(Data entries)
'''
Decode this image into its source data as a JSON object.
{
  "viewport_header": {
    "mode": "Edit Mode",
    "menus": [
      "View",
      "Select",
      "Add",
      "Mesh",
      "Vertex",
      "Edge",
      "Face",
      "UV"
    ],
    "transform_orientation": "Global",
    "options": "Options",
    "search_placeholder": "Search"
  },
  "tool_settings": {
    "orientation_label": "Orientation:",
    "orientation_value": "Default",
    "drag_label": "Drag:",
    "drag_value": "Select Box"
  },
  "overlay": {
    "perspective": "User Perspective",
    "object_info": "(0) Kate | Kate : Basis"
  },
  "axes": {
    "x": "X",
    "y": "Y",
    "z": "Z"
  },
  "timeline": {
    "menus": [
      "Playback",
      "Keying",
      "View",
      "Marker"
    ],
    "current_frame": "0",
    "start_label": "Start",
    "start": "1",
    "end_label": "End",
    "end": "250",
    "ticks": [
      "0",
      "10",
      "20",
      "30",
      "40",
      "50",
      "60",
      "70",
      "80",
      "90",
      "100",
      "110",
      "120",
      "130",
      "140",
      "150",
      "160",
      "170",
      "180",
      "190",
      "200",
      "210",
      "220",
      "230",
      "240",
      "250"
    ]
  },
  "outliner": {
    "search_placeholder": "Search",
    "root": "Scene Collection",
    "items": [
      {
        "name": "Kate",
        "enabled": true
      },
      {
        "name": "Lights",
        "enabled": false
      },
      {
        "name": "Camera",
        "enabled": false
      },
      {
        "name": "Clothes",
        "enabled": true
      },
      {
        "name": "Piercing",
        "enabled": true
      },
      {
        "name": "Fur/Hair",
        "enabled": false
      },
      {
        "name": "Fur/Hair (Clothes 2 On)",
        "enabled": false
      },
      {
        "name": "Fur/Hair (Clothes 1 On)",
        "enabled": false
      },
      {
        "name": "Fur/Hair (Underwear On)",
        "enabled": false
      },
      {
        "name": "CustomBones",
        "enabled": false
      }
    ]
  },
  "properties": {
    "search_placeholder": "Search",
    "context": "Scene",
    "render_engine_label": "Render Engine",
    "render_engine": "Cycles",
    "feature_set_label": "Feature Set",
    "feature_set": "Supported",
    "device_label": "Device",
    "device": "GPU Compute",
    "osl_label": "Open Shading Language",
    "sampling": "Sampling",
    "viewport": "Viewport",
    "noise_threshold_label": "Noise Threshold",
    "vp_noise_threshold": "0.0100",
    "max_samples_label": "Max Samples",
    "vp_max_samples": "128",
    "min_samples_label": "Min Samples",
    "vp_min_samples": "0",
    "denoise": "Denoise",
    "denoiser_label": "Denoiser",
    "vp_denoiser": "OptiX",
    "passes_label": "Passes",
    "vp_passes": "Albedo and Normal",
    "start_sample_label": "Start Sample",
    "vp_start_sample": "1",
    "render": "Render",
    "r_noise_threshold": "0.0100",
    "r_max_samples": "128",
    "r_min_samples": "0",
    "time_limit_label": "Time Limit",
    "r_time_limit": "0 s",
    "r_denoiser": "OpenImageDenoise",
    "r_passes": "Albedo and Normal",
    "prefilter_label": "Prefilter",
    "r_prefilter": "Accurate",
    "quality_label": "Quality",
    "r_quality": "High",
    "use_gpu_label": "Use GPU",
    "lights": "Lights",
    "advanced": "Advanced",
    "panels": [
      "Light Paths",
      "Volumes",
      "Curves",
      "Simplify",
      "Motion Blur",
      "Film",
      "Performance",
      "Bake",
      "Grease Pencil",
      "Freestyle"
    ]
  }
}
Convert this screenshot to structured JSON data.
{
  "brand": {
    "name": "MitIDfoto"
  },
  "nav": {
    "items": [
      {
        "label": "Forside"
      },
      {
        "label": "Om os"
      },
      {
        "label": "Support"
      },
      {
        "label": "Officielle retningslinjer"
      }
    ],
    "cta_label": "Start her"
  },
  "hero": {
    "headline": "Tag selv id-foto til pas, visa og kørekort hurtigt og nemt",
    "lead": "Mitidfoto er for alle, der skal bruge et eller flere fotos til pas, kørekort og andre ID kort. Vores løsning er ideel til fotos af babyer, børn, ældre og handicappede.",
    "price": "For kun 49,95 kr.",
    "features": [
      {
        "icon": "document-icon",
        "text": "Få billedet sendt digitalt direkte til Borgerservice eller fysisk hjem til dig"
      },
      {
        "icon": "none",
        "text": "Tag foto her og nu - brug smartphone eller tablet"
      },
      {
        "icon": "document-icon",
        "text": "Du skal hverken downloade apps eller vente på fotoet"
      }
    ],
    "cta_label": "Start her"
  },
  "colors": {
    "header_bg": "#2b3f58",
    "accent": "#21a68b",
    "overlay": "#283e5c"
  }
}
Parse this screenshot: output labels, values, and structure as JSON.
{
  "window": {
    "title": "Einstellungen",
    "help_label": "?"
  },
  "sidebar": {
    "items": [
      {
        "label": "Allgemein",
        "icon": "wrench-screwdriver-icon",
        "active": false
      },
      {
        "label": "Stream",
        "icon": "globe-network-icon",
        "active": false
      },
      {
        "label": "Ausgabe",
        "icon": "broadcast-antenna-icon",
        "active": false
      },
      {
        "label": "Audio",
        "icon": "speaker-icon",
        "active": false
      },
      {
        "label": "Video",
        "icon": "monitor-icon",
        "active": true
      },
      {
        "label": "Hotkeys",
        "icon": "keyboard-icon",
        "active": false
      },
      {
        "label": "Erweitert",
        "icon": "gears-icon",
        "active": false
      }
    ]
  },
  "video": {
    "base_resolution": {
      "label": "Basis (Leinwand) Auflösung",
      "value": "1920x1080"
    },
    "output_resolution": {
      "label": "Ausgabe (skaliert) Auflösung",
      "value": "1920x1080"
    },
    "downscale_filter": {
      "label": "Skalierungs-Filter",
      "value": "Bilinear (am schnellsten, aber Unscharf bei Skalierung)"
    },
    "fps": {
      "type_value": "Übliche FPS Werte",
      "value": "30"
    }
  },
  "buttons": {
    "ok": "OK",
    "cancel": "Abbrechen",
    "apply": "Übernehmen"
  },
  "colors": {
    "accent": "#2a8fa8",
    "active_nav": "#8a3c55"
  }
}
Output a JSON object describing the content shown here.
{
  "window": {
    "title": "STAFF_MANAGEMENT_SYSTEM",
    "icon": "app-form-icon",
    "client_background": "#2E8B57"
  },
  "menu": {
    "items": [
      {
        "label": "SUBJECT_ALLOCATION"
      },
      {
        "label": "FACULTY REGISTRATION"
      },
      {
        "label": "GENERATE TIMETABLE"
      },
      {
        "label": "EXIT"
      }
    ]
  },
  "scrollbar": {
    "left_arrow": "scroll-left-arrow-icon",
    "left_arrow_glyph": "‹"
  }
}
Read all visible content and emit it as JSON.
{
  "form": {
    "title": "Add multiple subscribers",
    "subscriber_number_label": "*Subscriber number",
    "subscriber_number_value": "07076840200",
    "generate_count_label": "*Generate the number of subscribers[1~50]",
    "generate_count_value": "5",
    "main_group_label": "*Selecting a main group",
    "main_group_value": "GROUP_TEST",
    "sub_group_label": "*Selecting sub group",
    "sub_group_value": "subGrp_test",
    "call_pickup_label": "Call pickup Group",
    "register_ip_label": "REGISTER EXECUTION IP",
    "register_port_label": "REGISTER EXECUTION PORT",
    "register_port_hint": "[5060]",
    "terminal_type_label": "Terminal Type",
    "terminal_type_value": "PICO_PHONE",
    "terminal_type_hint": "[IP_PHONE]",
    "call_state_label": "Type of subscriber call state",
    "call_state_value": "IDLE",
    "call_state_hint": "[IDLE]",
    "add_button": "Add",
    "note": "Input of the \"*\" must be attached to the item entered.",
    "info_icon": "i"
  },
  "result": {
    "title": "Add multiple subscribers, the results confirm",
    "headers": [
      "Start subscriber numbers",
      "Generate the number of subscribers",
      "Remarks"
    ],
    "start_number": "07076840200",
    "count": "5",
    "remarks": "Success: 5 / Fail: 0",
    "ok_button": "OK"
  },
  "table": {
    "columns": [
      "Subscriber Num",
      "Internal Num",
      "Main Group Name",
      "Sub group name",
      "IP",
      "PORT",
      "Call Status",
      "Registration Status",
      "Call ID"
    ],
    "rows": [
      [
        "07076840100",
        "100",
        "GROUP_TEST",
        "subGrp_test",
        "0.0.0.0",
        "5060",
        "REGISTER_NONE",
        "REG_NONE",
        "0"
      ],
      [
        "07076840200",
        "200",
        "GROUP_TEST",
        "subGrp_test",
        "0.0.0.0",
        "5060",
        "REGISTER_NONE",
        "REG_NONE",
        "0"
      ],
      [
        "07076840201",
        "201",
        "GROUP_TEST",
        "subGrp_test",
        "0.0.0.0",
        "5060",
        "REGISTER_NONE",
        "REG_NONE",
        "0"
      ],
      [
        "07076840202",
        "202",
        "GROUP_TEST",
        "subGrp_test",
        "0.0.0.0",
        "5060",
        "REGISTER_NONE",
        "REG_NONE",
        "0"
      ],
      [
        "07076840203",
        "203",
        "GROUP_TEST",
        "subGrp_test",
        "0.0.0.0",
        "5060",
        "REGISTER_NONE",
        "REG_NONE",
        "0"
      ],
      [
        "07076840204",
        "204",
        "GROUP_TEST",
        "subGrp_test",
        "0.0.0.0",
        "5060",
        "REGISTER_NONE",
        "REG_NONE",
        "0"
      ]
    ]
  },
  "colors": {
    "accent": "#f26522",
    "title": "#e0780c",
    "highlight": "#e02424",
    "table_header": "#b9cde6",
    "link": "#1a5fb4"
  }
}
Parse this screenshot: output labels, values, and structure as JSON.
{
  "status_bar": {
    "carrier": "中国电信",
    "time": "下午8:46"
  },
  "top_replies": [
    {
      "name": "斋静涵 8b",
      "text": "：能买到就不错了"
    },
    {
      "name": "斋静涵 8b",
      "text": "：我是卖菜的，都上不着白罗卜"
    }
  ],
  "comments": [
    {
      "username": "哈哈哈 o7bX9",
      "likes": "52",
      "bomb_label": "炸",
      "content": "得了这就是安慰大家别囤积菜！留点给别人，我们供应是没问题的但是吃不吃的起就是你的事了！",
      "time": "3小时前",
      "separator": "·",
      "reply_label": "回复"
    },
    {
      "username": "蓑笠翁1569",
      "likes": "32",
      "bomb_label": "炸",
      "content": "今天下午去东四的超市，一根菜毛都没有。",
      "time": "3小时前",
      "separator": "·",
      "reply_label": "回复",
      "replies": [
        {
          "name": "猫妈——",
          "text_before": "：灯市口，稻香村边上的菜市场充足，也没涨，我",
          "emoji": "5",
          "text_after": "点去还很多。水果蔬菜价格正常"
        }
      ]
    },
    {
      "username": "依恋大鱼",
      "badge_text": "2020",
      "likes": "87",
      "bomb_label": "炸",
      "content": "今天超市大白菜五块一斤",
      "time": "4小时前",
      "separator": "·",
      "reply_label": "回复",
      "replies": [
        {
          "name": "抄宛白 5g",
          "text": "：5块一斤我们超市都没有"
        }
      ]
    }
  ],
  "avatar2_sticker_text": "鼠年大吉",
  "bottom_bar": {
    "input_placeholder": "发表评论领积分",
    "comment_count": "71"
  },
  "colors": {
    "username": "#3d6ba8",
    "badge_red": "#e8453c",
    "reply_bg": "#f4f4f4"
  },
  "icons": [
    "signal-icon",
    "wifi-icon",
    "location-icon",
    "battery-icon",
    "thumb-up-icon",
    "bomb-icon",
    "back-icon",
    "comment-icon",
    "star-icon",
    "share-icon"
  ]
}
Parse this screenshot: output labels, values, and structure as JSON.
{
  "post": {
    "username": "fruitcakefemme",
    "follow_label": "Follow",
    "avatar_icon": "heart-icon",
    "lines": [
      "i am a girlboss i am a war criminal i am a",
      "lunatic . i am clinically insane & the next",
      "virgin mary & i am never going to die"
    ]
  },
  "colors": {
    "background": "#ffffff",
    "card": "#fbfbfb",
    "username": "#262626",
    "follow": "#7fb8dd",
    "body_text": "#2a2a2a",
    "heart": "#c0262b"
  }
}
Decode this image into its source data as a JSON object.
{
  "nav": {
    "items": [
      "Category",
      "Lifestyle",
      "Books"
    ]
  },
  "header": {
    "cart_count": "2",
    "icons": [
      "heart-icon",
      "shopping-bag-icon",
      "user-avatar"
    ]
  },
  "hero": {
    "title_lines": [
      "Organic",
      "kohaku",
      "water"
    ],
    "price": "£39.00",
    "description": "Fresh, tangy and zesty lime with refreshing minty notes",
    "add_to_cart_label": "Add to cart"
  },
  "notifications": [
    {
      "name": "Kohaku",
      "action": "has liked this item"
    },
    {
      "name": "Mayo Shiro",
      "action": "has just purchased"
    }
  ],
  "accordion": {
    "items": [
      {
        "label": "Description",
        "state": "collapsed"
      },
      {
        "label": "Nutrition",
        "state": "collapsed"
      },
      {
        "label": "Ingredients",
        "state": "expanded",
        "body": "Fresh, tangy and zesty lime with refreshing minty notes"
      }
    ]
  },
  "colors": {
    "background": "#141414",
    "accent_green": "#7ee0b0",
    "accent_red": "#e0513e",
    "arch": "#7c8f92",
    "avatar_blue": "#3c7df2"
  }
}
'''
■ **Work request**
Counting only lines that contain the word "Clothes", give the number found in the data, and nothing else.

■ **Exercise result**
3